NEW YORK, Oct. 31 (UPI) -- Celebrity chef Mario Batali is singing the praises of Burnt, the new culinary drama, which reunites American Sniper stars Bradley Cooper and Sienna Miller.
"I'm extremely excited to be involved in motion pictures in any way, but this one is particularly fascinating," Batali, who was an adviser on the movie, said at a recent New York press conference featuring the film's cast.
"I was involved with director John Wells, and helping kind of make the reality of the script work and the food scenes seem legitimate and relatively current," Batali explained. "What you'll see is a pretty legitimate replication of what it's like to work in a high-end, fancy kitchen -- except it's done by movie stars that you're going to recognize. They did a fabulous job in, you know, hair and makeup and wardrobe, but, fundamentally, what you're seeing is kind of the raw nature of what real restaurant work and what creating this food is."
In the movie, Cooper plays Adam, a talented chef trying to re-build his career after his addiction to drugs led to him burning all of his bridges a few years earlier. Miller plays Helene, the single-mom chef who reluctantly helps Adam at his new restaurant, even though she initially finds him impossible.
Cooper revealed one of the main reasons why the movie's kitchen scenes appeared authentic was because many of the people in them were real chefs, not actors or extras.
"We were cooking. ... All the other cooks -- they were not actors, they were cooks, people that work in Michelin-star restaurants around London," Cooper dished. "So, we were cooking the food, so we were eating the food, too. ... We were testing constantly, but then we would actually, in between takes, eat a lot."
A drawback to having all of that rich, delicious food at his disposal was that it wasn't easy to drop weight for his role in the Broadway play The Elephant Man.
"I was in the process of losing weight to do a play and, so, I was trying to lose, like, 40 pounds for The Elephant Man, so it was kind of a nightmare to do a cooking movie in between. But if you do watch the film again, you'll see scenes where my face is like two inches wider than other times," he confided. "We shot out of sequence, but it was kind of nice. It was lumbering. I'm glad that I had that weight, actually. It worked, I thought."
Miller seemed pleased to report that she actually learned how to make fresh pasta for a scene in the movie.
"Yeah, she really did it," Cooper verified. "She really did that in the scene. Yeah, that was fantastic. It really was. You have no idea how hard that is -- to act, No. 1, but then make pasta while you're acting."
"Because, at that point, she wasn't acting. She was just making pasta," Batali observed.

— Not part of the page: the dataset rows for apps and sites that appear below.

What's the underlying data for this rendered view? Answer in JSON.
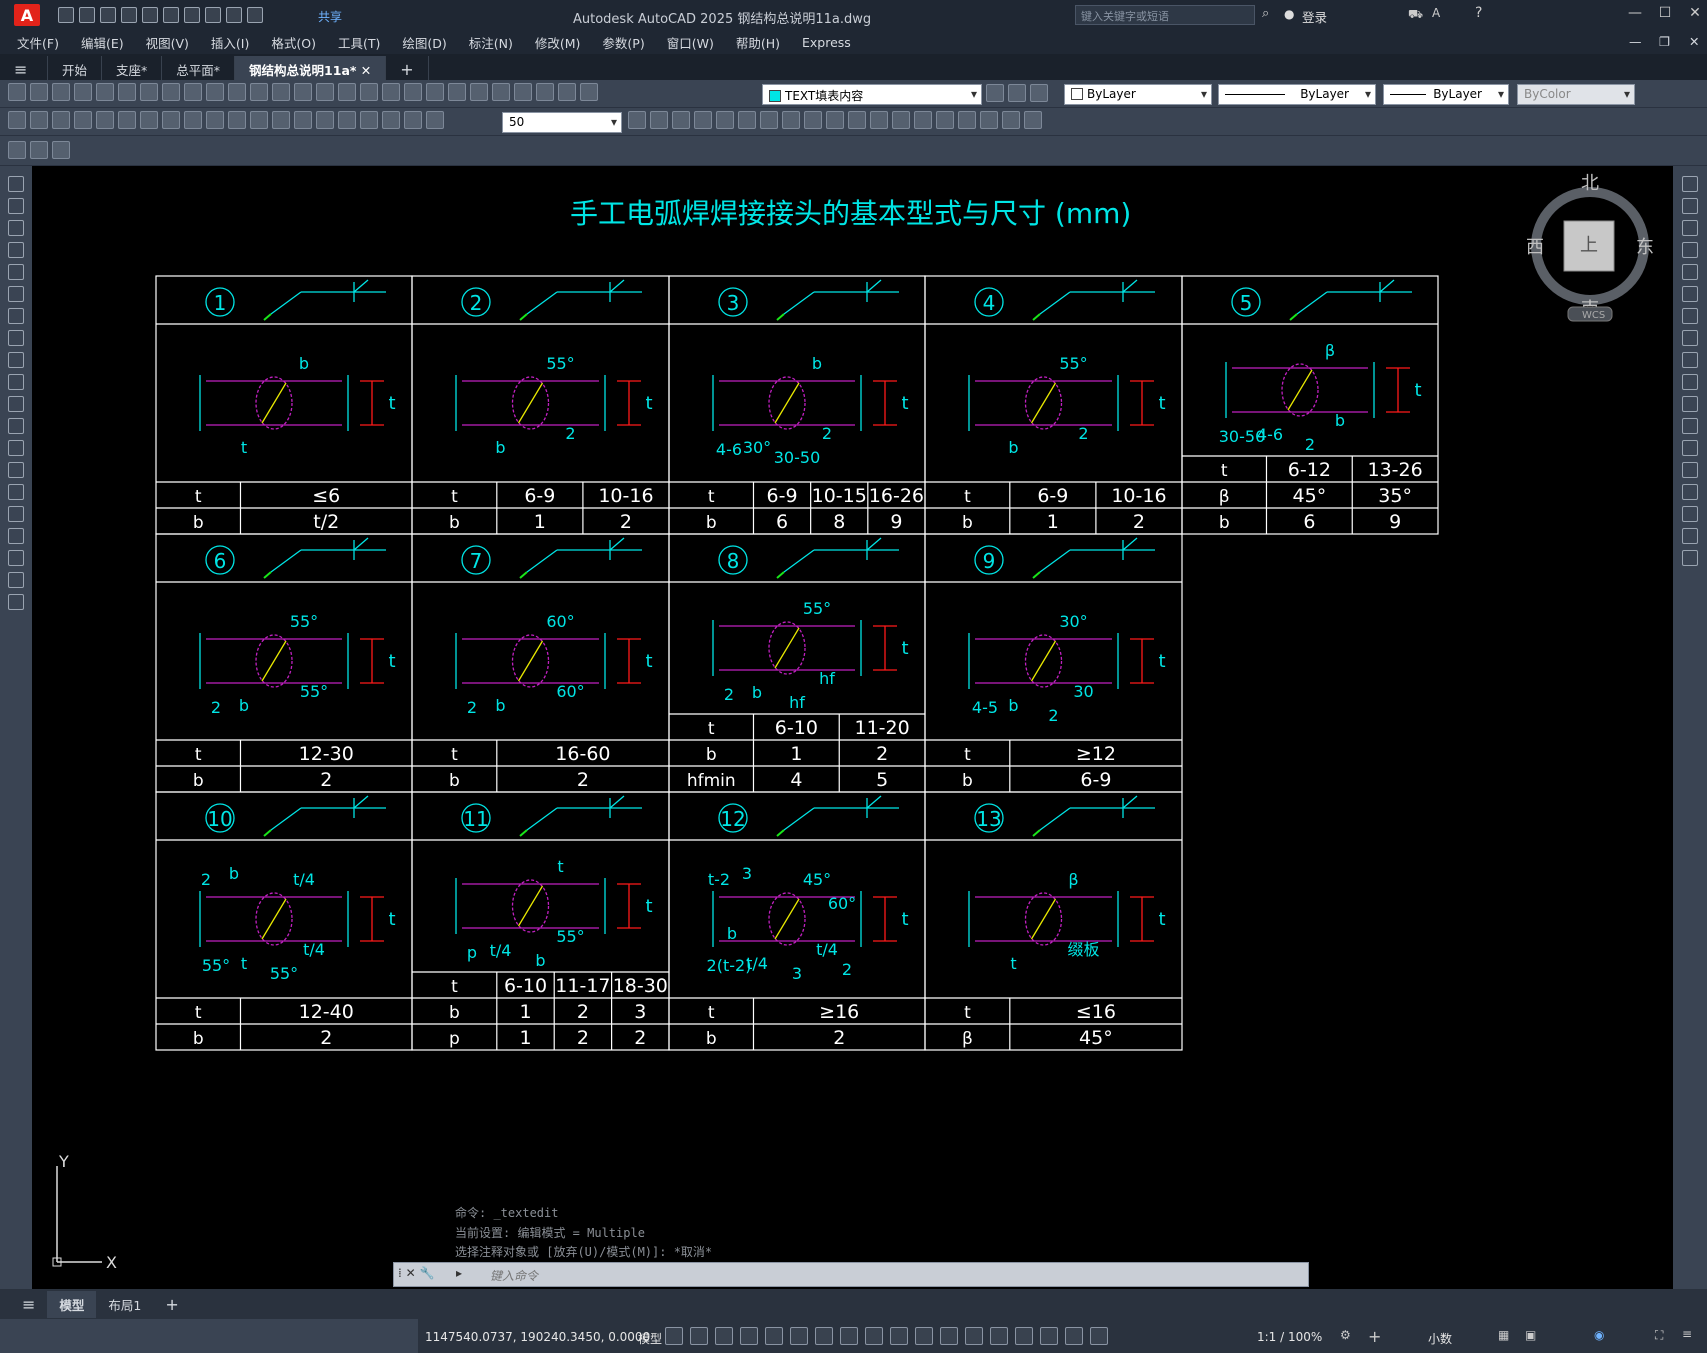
{
  "app": {
    "title": "Autodesk AutoCAD 2025    钢结构总说明11a.dwg",
    "share_label": "共享",
    "search_placeholder": "键入关键字或短语",
    "login_label": "登录"
  },
  "menu": [
    "文件(F)",
    "编辑(E)",
    "视图(V)",
    "插入(I)",
    "格式(O)",
    "工具(T)",
    "绘图(D)",
    "标注(N)",
    "修改(M)",
    "参数(P)",
    "窗口(W)",
    "帮助(H)",
    "Express"
  ],
  "doc_tabs": [
    "开始",
    "支座*",
    "总平面*",
    "钢结构总说明11a*"
  ],
  "toolbar": {
    "text_style": "TEXT填表内容",
    "dim_scale": "50",
    "layer": "ByLayer",
    "linetype": "ByLayer",
    "lineweight": "ByLayer",
    "plotstyle": "ByColor"
  },
  "viewcube": {
    "north": "北",
    "south": "南",
    "east": "东",
    "west": "西",
    "top": "上",
    "wcs": "WCS"
  },
  "ucs": {
    "x": "X",
    "y": "Y"
  },
  "drawing": {
    "title": "手工电弧焊焊接接头的基本型式与尺寸 (mm)",
    "cells": [
      {
        "num": "1",
        "rows": [
          [
            "t",
            "≤6"
          ],
          [
            "b",
            "t/2"
          ]
        ],
        "dims": [
          "b",
          "t"
        ]
      },
      {
        "num": "2",
        "rows": [
          [
            "t",
            "6-9",
            "10-16"
          ],
          [
            "b",
            "1",
            "2"
          ]
        ],
        "dims": [
          "55°",
          "b",
          "2"
        ]
      },
      {
        "num": "3",
        "rows": [
          [
            "t",
            "6-9",
            "10-15",
            "16-26"
          ],
          [
            "b",
            "6",
            "8",
            "9"
          ]
        ],
        "dims": [
          "b",
          "30°",
          "2",
          "4-6",
          "30-50"
        ]
      },
      {
        "num": "4",
        "rows": [
          [
            "t",
            "6-9",
            "10-16"
          ],
          [
            "b",
            "1",
            "2"
          ]
        ],
        "dims": [
          "55°",
          "b",
          "2"
        ]
      },
      {
        "num": "5",
        "rows": [
          [
            "t",
            "6-12",
            "13-26"
          ],
          [
            "β",
            "45°",
            "35°"
          ],
          [
            "b",
            "6",
            "9"
          ]
        ],
        "dims": [
          "β",
          "4-6",
          "b",
          "30-50",
          "2"
        ]
      },
      {
        "num": "6",
        "rows": [
          [
            "t",
            "12-30"
          ],
          [
            "b",
            "2"
          ]
        ],
        "dims": [
          "55°",
          "b",
          "55°",
          "2"
        ]
      },
      {
        "num": "7",
        "rows": [
          [
            "t",
            "16-60"
          ],
          [
            "b",
            "2"
          ]
        ],
        "dims": [
          "60°",
          "b",
          "60°",
          "2"
        ]
      },
      {
        "num": "8",
        "rows": [
          [
            "t",
            "6-10",
            "11-20"
          ],
          [
            "b",
            "1",
            "2"
          ],
          [
            "hfmin",
            "4",
            "5"
          ]
        ],
        "dims": [
          "55°",
          "b",
          "hf",
          "2",
          "hf"
        ]
      },
      {
        "num": "9",
        "rows": [
          [
            "t",
            "≥12"
          ],
          [
            "b",
            "6-9"
          ]
        ],
        "dims": [
          "30°",
          "b",
          "30",
          "4-5",
          "2"
        ]
      },
      {
        "num": "10",
        "rows": [
          [
            "t",
            "12-40"
          ],
          [
            "b",
            "2"
          ]
        ],
        "dims": [
          "t/4",
          "t",
          "t/4",
          "55°",
          "55°",
          "2",
          "b"
        ]
      },
      {
        "num": "11",
        "rows": [
          [
            "t",
            "6-10",
            "11-17",
            "18-30"
          ],
          [
            "b",
            "1",
            "2",
            "3"
          ],
          [
            "p",
            "1",
            "2",
            "2"
          ]
        ],
        "dims": [
          "t",
          "t/4",
          "55°",
          "p",
          "b"
        ]
      },
      {
        "num": "12",
        "rows": [
          [
            "t",
            "≥16"
          ],
          [
            "b",
            "2"
          ]
        ],
        "dims": [
          "45°",
          "t/4",
          "t/4",
          "2(t-2)",
          "3",
          "t-2",
          "3",
          "60°",
          "b",
          "2"
        ]
      },
      {
        "num": "13",
        "rows": [
          [
            "t",
            "≤16"
          ],
          [
            "β",
            "45°"
          ]
        ],
        "dims": [
          "β",
          "t",
          "缀板"
        ]
      }
    ]
  },
  "command": {
    "history": [
      "命令: _textedit",
      "当前设置: 编辑模式 = Multiple",
      "选择注释对象或 [放弃(U)/模式(M)]: *取消*"
    ],
    "placeholder": "键入命令"
  },
  "layouts": [
    "模型",
    "布局1"
  ],
  "status": {
    "coords": "1147540.0737, 190240.3450, 0.0000",
    "mode": "模型",
    "scale": "1:1 / 100%",
    "units": "小数"
  },
  "colors": {
    "canvas": "#000000",
    "cyan": "#00e5e5",
    "red": "#ff1a1a",
    "magenta": "#c020c0",
    "yellow": "#e8e800",
    "green": "#19e619",
    "white": "#ffffff"
  }
}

Cooper said he relied on his brief, previous experience as a prep cook at a New Jersey seafood restaurant to get him through scenes where Adam shucks oysters as a type of penance for his past bad behavior.
"I had shucked oysters when I was a prep cook and, I mean, if you're ever going to slice your hands, it's [going to be while] shucking an oyster, and I really thought... I even said to John Wells, I said, 'Bro, just to let you know, if this goes south, you better find a lot of other stuff to shoot.'"
Miller said the biggest challenge she faced during the production of Burnt was a tense scene in which Adam berates and belittles Helene in front of the entire kitchen crew.
"There was just something about the atmosphere on that day and, I think having worked together so intensely on American Sniper, we'd sort of got to a level of trust with each other as actors, where we could just kind of get quite deep, quite quickly and it felt very intense, very real," she noted. "And I think it kind of, it just really affected the environment and one of those things it was kind of cathartic and very interesting and very dark, but hard to go through that with someone that, you know, with your friend and we had enough of a good relationship and of a good understanding of each other to be able to avoid each other for the rest of the day without having to apologize or explain why. But it was just a pretty real moment and then at the end of the day, you're like, 'That was a great day!' Because that's the weird thing about being an actor. The horrible stuff is what makes you feel good.
"But the best part of it, for me, was the training, and learning these skills and being around this incredible cast. We all became really close. We laughed a lot and we worked in a kitchen. We were chefs and we really did it. There were no doubles as Bradley said and to have that experience of really living another profession is one of the most exciting things of our job, I think."
Co-starring Uma Thurman, Daniel Bruhl, Emma Thompson, Matthew Rhys, Omar Sy, Sam Keeley and Alicia Vikander, Burnt is in theaters now.